Baker, Houston A., Jr. A Many-Colored Coat of Dreams: The Poetry of Countée Cullen. Detroit: Broadside Press, 1974. This brief and somewhat difficult volume examines Cullen’s poetry in the context of a black American literature that is published and criticized largely by a white literary establishment. Presents a new view of Cullen’s poetry by holding it up to the light of black literary standards.
Bronz, Stephen H. “Countée Cullen.” In Roots of Negro Racial Consciousness: The 1920’s, Three Harlem Renaissance Writers.
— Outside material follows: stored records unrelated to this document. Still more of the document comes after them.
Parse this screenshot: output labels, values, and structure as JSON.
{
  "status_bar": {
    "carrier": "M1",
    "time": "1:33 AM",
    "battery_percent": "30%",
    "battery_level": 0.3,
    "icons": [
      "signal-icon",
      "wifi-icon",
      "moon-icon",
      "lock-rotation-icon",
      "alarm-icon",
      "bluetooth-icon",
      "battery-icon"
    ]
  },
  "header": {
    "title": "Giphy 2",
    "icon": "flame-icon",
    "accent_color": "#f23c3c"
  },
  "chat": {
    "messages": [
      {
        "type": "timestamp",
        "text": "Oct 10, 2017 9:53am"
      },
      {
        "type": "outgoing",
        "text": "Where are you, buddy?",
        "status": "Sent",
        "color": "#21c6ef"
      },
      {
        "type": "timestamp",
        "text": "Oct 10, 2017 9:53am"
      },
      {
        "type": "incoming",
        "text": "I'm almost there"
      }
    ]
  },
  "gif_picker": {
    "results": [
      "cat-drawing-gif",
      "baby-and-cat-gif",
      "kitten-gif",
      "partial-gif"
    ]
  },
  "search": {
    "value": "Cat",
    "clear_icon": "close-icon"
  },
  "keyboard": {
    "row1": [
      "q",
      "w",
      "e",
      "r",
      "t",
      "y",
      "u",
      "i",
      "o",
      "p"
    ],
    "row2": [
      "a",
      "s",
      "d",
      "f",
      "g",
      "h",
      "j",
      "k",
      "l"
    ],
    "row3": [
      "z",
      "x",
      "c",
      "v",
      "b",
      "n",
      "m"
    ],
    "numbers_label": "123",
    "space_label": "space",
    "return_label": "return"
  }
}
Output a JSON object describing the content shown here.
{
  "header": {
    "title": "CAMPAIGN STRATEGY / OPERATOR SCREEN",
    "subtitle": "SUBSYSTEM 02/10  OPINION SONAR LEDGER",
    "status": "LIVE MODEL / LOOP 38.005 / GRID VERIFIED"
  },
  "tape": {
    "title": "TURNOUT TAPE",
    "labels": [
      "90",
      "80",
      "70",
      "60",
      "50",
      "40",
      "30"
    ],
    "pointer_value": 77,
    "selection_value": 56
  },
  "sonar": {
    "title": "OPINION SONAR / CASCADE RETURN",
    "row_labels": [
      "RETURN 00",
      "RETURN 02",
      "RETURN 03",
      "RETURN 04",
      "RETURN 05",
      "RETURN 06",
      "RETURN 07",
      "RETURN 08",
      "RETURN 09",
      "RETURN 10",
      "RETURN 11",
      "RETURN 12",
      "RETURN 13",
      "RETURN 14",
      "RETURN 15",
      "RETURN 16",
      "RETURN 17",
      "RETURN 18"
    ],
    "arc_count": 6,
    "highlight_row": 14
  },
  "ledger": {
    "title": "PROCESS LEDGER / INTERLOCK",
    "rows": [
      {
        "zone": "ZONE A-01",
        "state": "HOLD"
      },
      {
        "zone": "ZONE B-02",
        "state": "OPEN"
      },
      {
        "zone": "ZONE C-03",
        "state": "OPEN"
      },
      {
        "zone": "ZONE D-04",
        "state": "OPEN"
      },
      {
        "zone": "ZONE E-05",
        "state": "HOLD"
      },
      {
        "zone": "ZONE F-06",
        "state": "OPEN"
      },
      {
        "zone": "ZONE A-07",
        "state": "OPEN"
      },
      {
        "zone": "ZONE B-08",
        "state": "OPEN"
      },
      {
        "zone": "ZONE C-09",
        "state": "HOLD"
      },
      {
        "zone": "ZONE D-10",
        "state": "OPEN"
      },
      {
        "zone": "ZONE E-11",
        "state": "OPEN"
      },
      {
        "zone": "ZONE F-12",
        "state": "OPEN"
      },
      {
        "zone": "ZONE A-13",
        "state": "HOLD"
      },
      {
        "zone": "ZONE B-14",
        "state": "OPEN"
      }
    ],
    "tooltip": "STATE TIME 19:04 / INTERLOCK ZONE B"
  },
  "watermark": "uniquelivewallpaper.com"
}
New York: Libra, 1964. After a brief summary of Cullen’s early life, Bronz examines Cullen’s writings in chronological order. He is most interested in the poetry and in whether Cullen succeeds in creating characters who are interesting individuals rather than vague representatives of their race. His conclusion is that Cullen fails.
Ferguson, Blanche E. Countée Cullen and the Negro Renaissance. New York: Dodd, Mead, 1966. The only book-length study of Countée Cullen for many years, this volume is a highly fictionalized biography. In a pleasant and simple style, Ferguson walks readers through major events in Cullen’s life. Includes eight photographs, a brief bibliography, and an index.
Onyeberechi, Sydney. Critical Essays: Achebe, Baldwin, Cullen, Ngugi, and Tutuola. Hyattsville, Md.: Rising Star, 1999. A collection of Onyeberechi’s criticism and interpretation of the work of several African American authors. Includes bibliographic references.
Perry, Margaret. A Bio-Bibliography of Countée Cullen. Westport, Conn.: Greenwood Press, 1971. After a brief biographical sketch, Perry offers a valuable bibliography of Cullen’s works and a sensitive reading of the poetry.
Schwarz, A. B. Christa. Gay Voices of the Harlem Renaissance. Bloomington: Indiana University Press, 2003. Schwarz examines the work of four leading writers from the Harlem Renaissance—Countée Cullen, Langston Hughes, Claude McKay, and Richard Bruce Nugent—and their sexually nonconformist or gay literary voices.
Tuttleton, James W. “Countée Cullen at ‘The Heights.’” In The Harlem Renaissance: Revaluations, edited by Amritjit Singh, William S. Shiver, and Stanley Brodwin. New York: Garland, 1989. Examines Cullen’s years at New York University and analyzes his senior honors thesis on Edna St. Vincent Millay. Tuttleton argues that this period was very important to Cullen’s emergence as a poet.